> [Try it]
Could you repeat the listing below exactly while leaving its pictures behind?

> [Information]
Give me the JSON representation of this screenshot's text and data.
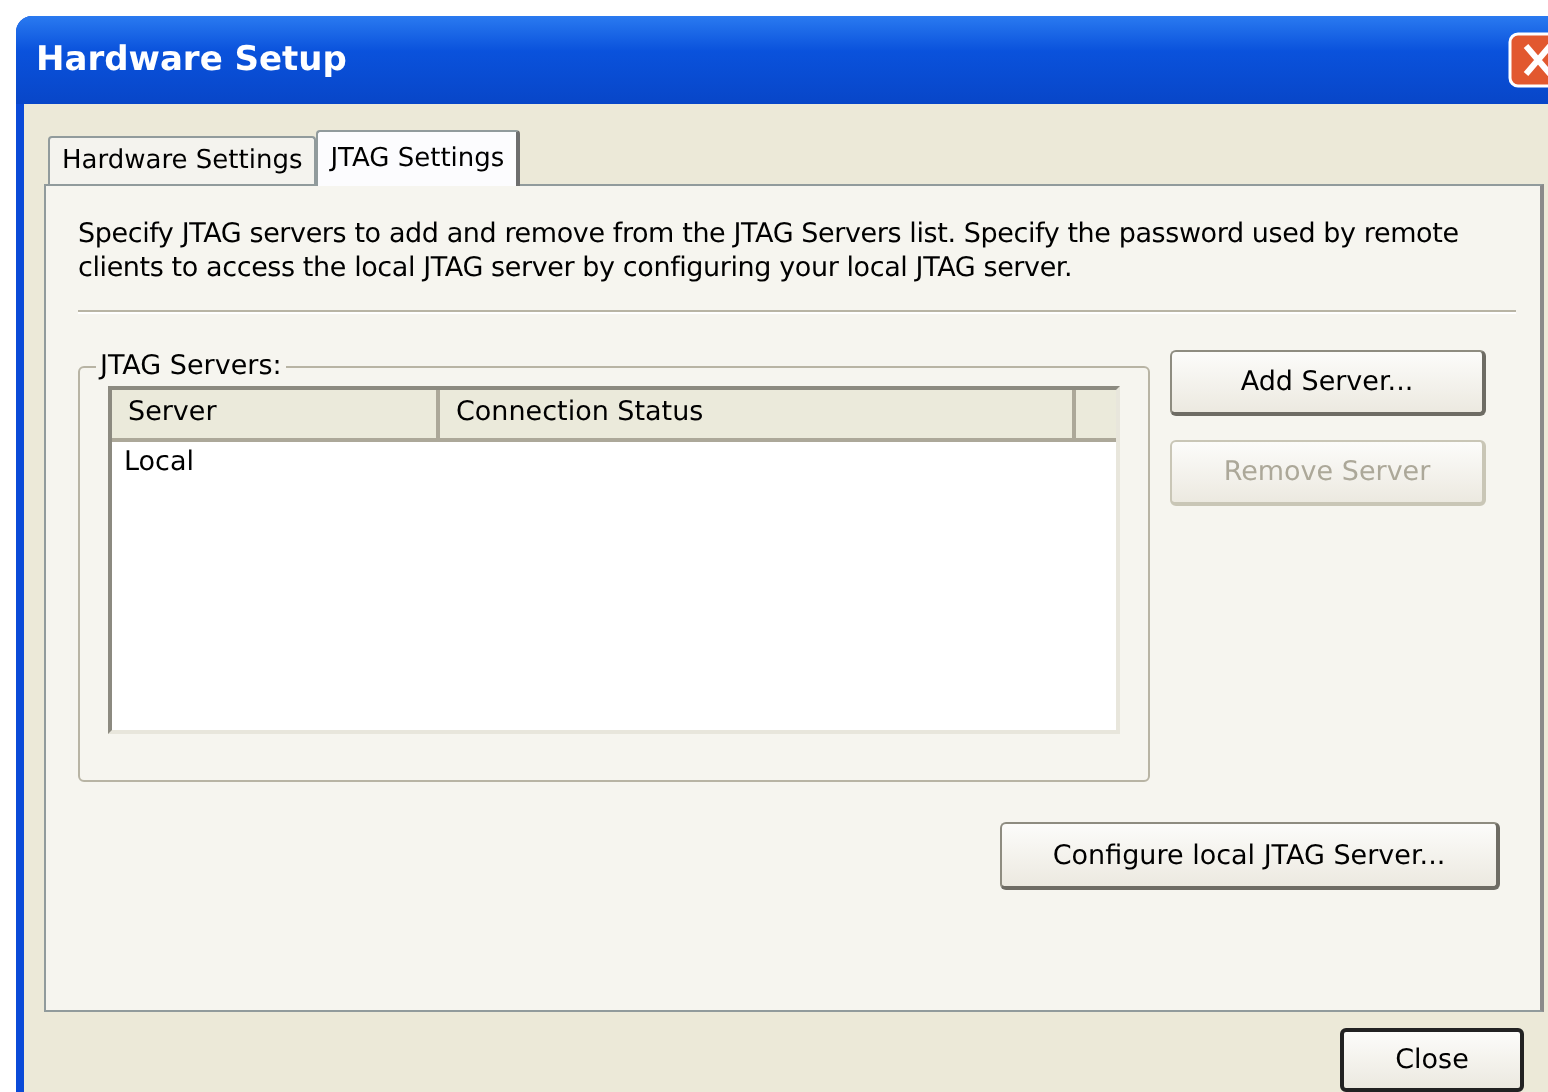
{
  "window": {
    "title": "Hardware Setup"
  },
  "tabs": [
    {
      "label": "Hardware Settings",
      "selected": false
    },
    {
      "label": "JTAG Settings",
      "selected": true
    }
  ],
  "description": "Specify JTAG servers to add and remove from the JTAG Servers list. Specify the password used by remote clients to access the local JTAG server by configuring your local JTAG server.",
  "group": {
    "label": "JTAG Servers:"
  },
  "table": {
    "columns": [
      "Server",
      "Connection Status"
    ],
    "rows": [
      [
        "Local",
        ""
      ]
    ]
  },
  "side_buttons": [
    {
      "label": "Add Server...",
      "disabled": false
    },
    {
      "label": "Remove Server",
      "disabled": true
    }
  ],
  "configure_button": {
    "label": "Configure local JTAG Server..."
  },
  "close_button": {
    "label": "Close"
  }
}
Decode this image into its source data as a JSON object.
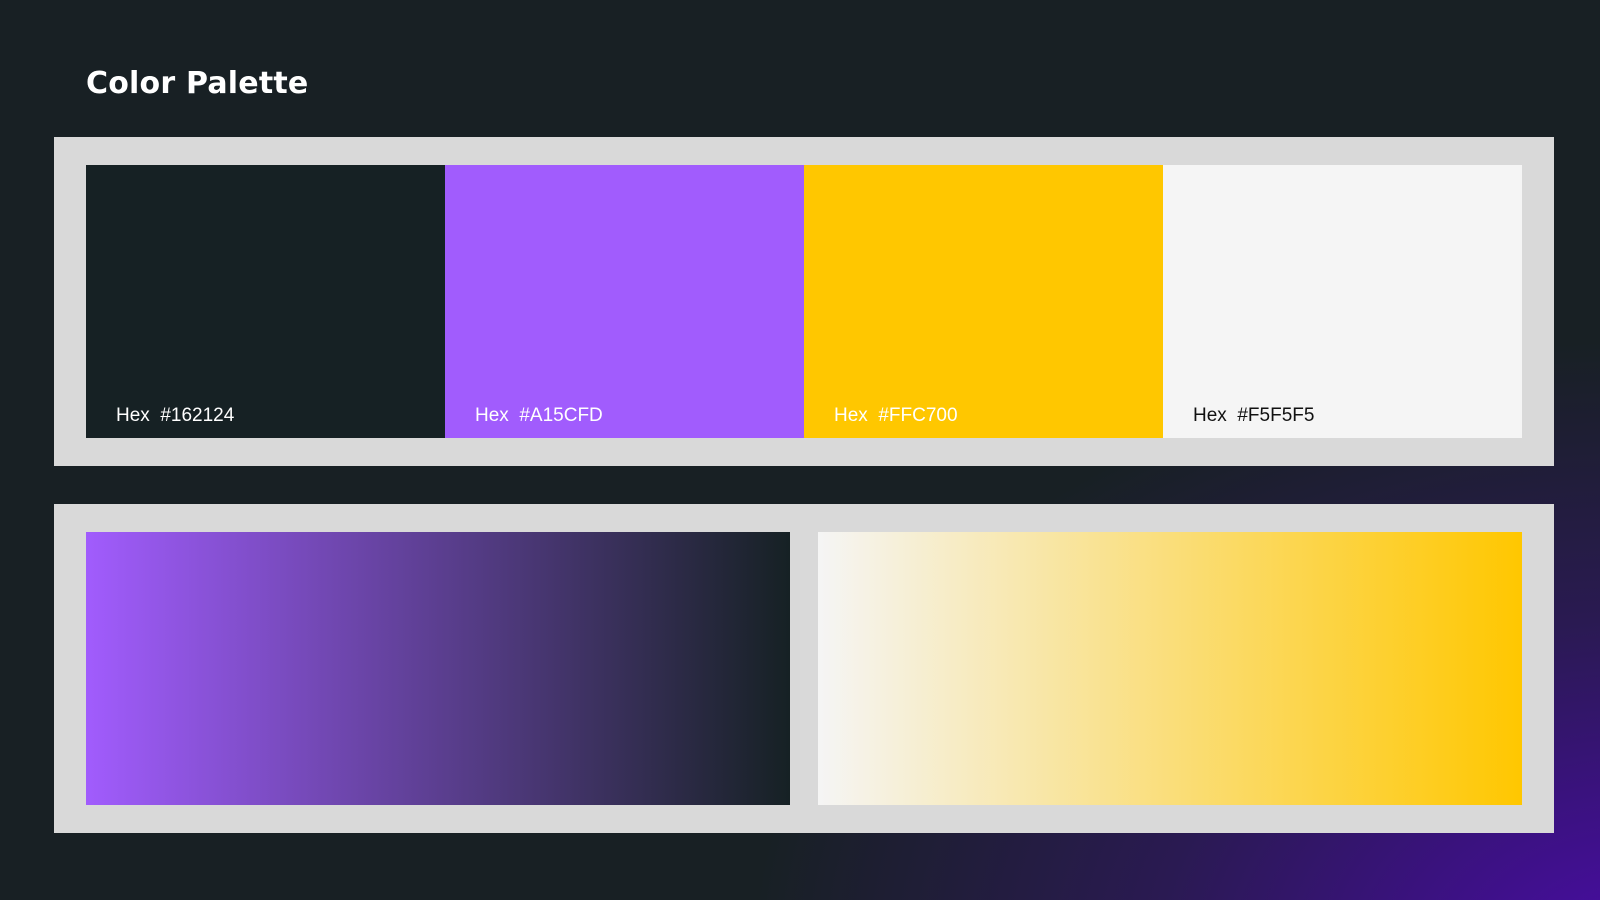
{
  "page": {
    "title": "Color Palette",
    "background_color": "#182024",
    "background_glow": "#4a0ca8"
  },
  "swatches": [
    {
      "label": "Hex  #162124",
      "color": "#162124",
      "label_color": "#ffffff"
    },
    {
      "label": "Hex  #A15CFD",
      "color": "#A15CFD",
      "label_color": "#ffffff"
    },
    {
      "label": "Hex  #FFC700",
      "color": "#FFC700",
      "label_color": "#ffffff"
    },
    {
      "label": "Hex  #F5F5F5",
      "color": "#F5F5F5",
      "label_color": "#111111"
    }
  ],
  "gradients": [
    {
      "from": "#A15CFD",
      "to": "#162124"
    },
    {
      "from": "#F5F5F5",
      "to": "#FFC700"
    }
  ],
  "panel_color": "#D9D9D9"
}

> [Result for this exercise]
Give me the JSON representation of this screenshot's text and data.
{
  "window": {
    "title": "Hardware Setup"
  },
  "tabs": [
    {
      "label": "Hardware Settings",
      "selected": false
    },
    {
      "label": "JTAG Settings",
      "selected": true
    }
  ],
  "description": "Specify JTAG servers to add and remove from the JTAG Servers list. Specify the password used by remote clients to access the local JTAG server by configuring your local JTAG server.",
  "group": {
    "label": "JTAG Servers:"
  },
  "table": {
    "columns": [
      "Server",
      "Connection Status"
    ],
    "rows": [
      [
        "Local",
        ""
      ]
    ]
  },
  "side_buttons": [
    {
      "label": "Add Server...",
      "disabled": false
    },
    {
      "label": "Remove Server",
      "disabled": true
    }
  ],
  "configure_button": {
    "label": "Configure local JTAG Server..."
  },
  "close_button": {
    "label": "Close"
  }
}
Decode this image into its source data as a JSON object.
{
  "page": {
    "title": "Color Palette",
    "background_color": "#182024",
    "background_glow": "#4a0ca8"
  },
  "swatches": [
    {
      "label": "Hex  #162124",
      "color": "#162124",
      "label_color": "#ffffff"
    },
    {
      "label": "Hex  #A15CFD",
      "color": "#A15CFD",
      "label_color": "#ffffff"
    },
    {
      "label": "Hex  #FFC700",
      "color": "#FFC700",
      "label_color": "#ffffff"
    },
    {
      "label": "Hex  #F5F5F5",
      "color": "#F5F5F5",
      "label_color": "#111111"
    }
  ],
  "gradients": [
    {
      "from": "#A15CFD",
      "to": "#162124"
    },
    {
      "from": "#F5F5F5",
      "to": "#FFC700"
    }
  ],
  "panel_color": "#D9D9D9"
}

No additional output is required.